The Master of Laketown is a fascinating and somewhat repulsive figure. He is, to put it bluntly, a politician to the core. He is also a wily merchant, grasping and eager for both material and social riches. His every action is derived from these desires, using everyone and every event to further his own personal power and wealth.
He is a cynic, inclined to believe the tale of the wood elves of the “wandering vagabond dwarves” over the claims of the company’s bedraggled leader, whatever his supposed patronage (TH 228). He believes what he sees. He believes in the coin he can count, and clink, and bite to feel the metal. Even so, he is a merchant, ever looking out for the next business venture, “giving his mind to trade and tolls, to cargoes and gold, to which habit he [owes] his position” (TH 229). Therefore, seeing the prevailing mood of the crowd, he accepts the dwarves and Bilbo at their word.
They are given pride of place at the feasts of town, prime accommodation, new clothing and care for their hurts. A festival atmosphere takes hold, and songs of old fill the air, proclaiming the return of the King Under the Mountain. Ever the opportunist, the Master preys on the dwarves sense of gratitude (which has been shown to be fairly questionable in previous chapters/posts) devising songs of “the sudden death of the dragon and of cargoes of rich presents coming down the river to Lake-town” (TH 231).
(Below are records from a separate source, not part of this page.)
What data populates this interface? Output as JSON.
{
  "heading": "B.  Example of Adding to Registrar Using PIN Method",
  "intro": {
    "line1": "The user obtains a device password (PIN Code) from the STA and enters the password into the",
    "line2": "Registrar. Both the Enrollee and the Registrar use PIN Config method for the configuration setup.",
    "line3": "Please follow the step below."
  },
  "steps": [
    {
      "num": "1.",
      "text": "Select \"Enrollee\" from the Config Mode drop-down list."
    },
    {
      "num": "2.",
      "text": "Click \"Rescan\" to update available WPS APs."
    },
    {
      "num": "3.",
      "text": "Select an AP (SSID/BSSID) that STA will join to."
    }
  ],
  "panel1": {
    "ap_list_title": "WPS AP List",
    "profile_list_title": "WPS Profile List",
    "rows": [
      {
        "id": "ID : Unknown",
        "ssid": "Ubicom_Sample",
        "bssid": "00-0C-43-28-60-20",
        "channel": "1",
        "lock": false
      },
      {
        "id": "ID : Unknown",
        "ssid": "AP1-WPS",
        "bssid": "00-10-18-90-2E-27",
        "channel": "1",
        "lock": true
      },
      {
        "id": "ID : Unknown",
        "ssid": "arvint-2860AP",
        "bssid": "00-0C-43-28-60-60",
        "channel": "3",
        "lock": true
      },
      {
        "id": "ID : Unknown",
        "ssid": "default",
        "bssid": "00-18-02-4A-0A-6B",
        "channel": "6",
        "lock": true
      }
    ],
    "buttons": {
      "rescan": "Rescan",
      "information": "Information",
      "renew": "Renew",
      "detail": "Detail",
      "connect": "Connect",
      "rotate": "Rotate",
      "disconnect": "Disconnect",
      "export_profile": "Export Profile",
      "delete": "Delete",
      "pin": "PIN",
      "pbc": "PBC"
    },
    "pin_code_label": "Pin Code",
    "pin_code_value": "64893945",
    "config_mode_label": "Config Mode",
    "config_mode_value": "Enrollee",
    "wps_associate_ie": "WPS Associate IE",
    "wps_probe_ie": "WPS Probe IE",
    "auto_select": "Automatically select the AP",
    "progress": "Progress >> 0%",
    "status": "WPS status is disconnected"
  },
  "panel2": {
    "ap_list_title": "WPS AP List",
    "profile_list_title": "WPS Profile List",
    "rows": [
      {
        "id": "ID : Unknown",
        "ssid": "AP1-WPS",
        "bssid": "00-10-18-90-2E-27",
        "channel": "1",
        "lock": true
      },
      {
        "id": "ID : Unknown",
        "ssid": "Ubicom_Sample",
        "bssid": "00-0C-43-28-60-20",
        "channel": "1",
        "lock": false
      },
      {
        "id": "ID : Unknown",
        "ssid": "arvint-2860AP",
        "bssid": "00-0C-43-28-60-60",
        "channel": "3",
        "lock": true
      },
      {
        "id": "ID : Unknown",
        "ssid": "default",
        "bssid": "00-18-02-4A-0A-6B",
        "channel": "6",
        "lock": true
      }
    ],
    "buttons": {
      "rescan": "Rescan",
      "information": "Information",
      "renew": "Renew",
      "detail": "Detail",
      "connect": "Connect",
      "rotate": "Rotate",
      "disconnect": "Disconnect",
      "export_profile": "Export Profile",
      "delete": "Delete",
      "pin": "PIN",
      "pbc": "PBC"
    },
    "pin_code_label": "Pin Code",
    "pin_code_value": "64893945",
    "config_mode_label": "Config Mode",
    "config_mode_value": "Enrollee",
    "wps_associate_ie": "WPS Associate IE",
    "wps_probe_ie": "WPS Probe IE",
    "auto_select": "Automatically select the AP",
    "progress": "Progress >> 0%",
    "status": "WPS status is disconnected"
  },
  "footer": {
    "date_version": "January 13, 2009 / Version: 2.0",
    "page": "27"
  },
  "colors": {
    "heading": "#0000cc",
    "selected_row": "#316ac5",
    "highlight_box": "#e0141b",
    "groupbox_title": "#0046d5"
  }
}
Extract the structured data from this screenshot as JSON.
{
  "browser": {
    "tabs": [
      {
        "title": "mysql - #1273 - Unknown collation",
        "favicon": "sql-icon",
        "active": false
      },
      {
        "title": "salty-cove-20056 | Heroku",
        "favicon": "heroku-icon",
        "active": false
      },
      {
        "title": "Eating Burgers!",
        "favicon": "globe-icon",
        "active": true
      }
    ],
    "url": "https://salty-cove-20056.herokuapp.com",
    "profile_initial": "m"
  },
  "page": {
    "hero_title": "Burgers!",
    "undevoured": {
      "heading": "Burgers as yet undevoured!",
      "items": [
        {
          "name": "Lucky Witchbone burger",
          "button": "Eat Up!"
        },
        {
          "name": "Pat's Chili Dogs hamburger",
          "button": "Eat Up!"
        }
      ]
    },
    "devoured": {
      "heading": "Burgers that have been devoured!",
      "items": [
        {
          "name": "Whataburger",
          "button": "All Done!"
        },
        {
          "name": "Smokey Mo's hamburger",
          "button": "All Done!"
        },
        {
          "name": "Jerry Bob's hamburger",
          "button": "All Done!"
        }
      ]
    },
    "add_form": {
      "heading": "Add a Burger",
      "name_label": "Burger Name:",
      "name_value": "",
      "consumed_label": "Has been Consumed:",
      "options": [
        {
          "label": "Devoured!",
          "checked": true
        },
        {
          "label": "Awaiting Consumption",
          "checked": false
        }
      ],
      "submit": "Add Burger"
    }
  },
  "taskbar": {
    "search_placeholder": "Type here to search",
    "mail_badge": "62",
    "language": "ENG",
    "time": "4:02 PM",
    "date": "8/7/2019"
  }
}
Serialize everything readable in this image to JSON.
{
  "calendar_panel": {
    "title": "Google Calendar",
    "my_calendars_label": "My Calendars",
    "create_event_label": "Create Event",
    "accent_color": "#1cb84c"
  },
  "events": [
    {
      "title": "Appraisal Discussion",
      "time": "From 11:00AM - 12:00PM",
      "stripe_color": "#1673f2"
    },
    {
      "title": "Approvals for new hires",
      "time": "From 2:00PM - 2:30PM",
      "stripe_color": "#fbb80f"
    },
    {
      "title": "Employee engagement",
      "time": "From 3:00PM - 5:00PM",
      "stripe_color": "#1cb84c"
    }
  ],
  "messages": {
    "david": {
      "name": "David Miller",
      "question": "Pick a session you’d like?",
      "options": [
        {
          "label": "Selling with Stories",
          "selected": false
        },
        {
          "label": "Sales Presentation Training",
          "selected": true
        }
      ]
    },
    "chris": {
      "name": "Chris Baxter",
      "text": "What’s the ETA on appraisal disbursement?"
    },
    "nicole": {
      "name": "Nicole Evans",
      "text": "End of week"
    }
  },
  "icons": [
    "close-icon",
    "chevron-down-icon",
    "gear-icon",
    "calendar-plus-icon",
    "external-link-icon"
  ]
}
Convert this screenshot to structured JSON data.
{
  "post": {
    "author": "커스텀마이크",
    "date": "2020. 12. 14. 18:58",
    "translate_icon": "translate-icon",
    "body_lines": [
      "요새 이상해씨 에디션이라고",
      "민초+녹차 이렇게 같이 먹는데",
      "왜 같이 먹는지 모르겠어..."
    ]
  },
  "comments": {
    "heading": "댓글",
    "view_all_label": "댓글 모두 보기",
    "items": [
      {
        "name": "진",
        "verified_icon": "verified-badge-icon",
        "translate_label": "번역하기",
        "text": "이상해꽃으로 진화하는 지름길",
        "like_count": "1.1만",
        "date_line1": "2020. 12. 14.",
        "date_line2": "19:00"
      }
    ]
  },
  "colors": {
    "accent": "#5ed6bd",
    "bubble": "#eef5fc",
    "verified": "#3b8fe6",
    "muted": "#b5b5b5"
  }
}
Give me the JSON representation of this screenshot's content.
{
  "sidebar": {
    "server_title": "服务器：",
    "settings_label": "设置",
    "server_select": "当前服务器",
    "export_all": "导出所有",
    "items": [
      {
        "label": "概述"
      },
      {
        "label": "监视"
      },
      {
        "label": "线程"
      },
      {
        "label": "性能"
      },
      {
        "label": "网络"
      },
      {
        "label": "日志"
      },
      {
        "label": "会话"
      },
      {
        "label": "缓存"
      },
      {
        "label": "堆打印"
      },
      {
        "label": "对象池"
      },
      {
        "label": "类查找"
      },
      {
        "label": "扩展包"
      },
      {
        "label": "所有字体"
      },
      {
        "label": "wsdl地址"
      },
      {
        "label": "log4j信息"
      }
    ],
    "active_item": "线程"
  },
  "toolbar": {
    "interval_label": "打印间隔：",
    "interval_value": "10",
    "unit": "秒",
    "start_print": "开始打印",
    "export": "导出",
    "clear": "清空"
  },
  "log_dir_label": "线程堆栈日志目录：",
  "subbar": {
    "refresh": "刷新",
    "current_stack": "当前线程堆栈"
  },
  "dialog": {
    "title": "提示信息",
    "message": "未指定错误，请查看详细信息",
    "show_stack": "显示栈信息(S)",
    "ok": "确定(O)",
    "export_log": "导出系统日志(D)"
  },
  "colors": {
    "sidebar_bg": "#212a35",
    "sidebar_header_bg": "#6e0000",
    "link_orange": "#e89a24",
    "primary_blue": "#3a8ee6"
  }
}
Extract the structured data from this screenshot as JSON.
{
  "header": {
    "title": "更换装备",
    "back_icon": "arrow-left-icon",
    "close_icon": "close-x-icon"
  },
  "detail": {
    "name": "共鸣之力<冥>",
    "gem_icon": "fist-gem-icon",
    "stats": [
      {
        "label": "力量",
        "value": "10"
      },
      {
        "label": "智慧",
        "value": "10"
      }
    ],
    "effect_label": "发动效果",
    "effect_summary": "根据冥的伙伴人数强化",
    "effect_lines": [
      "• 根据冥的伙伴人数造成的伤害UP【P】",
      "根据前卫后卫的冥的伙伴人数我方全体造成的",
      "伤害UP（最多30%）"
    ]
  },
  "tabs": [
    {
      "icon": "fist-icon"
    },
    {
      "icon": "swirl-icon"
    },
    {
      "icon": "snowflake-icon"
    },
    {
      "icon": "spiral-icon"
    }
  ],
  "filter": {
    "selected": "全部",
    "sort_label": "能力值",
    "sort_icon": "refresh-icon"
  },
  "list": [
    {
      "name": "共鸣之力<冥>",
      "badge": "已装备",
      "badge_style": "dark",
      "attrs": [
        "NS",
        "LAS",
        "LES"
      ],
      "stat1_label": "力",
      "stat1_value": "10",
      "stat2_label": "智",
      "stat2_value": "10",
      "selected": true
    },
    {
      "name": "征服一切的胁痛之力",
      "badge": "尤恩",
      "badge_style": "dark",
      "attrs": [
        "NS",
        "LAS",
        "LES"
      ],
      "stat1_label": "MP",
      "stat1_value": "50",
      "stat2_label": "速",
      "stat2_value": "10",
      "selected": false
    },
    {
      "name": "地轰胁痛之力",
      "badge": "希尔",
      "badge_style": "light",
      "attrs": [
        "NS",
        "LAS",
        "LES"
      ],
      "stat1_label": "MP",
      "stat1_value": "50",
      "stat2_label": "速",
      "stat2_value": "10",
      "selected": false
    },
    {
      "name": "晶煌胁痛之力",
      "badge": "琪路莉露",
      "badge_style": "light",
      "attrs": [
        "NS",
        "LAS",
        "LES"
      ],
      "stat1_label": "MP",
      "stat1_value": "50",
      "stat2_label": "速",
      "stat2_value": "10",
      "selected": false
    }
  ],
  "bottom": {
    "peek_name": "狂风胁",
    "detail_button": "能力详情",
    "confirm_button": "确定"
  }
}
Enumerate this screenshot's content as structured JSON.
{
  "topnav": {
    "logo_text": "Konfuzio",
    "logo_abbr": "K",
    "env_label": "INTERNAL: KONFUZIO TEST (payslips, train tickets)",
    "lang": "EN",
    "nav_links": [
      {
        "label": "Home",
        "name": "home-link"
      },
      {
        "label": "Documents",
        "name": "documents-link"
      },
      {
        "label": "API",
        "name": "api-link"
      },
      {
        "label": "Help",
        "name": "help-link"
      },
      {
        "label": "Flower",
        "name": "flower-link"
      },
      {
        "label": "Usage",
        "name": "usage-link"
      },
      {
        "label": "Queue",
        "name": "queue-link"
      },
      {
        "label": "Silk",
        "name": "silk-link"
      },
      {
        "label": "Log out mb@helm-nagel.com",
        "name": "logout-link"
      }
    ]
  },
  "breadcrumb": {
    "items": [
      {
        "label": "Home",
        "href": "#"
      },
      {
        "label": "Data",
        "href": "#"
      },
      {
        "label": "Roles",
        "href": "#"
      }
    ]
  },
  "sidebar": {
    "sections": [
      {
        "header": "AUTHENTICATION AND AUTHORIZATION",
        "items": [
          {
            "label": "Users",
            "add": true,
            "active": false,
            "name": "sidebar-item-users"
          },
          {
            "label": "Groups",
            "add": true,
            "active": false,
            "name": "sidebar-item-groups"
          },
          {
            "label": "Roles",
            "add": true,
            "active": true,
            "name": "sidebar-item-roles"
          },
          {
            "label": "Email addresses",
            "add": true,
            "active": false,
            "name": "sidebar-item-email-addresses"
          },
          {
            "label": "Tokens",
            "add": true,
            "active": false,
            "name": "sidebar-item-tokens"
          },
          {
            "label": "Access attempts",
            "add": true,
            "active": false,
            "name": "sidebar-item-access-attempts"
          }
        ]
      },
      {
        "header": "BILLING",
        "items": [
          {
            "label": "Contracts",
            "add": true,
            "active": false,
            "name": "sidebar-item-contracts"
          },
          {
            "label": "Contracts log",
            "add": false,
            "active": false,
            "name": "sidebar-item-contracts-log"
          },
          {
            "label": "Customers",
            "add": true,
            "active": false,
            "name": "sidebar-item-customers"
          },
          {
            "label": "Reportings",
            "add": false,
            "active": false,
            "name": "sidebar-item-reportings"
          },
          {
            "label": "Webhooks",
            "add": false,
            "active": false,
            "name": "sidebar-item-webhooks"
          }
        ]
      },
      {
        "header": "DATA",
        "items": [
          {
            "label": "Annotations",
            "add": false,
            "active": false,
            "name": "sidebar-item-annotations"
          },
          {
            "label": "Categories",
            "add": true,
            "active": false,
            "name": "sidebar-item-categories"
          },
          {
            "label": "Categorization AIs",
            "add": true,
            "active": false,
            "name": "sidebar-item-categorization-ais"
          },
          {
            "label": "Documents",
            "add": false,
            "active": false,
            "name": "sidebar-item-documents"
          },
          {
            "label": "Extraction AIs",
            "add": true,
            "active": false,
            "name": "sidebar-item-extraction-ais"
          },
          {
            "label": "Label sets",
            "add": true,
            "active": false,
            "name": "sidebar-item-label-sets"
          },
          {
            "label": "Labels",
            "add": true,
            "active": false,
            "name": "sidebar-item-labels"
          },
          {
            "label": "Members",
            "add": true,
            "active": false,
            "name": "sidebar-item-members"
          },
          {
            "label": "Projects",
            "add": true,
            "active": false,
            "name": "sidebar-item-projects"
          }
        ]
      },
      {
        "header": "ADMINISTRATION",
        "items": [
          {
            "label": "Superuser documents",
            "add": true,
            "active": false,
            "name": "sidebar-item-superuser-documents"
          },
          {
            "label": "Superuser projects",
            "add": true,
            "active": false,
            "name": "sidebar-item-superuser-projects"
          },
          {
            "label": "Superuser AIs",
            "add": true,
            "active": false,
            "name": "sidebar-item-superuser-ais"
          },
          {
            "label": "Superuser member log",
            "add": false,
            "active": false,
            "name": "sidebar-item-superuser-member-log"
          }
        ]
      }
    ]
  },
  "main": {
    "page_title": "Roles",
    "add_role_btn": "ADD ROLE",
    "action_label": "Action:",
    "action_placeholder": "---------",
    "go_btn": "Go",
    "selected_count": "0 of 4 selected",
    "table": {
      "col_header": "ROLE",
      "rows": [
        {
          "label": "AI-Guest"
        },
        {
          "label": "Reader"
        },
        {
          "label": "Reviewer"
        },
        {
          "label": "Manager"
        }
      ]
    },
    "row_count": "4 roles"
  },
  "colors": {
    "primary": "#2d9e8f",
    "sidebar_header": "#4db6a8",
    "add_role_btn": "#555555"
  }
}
As time goes by and expenses build, the Master is overjoyed to outfit the Company and send them on their way. He either cuts his losses, sending them to their doom or places them in his debt anticipating lavish rewards.
Through it all, there is shown a great deal of pageantry and scheming which bears resemblance to another ruler of a floating city: the Doge of Venice. The political disposition of Esgaroth is remarkably similar: “[the town has] always elected masters from among the old and wise” largely for their economic valor rather than valor in arms. The position is given to the elite, and presumably also selected by the elite.
Like the later Doge’s, the position of Master is little more than a figurehead. He has wealth, and what power and influence that affords, but is surrounded by councilors and presides more at feasts than actual decisions. This is emphatically shown later in his complete lack of control upon the coming of Smaug.
Even so, reading this chapter, there is a great undertone of grandeur and corruption to the Master which makes him and his position very intriguing. There is a sense of ceremony as well as calculated charm about each of his actions. Reading of the final farewell at the “wide circle of quiet water surround by the tall piles on which were built the greater houses, and by long quays with many steps and ladders going down to the surface of the lake,” one can only be struck by the pageantry of it all with the Master and his councilors, the townsmen singing from the quays, and the flashing oars. The scene immediately brings to mind the Dogal ceremony wedding Venice to the Sea.
It is known that Tolkien was greatly impressed by his visit to Italy, and much of Gondor may have drawn its inspiration from it. But it seems likely that that which was high and great in Italian culture, architecture and society made its way into the fabric of Gondor, which much that was dark and corrupt but also alluring in its grandeur may have found its home in Esgaroth.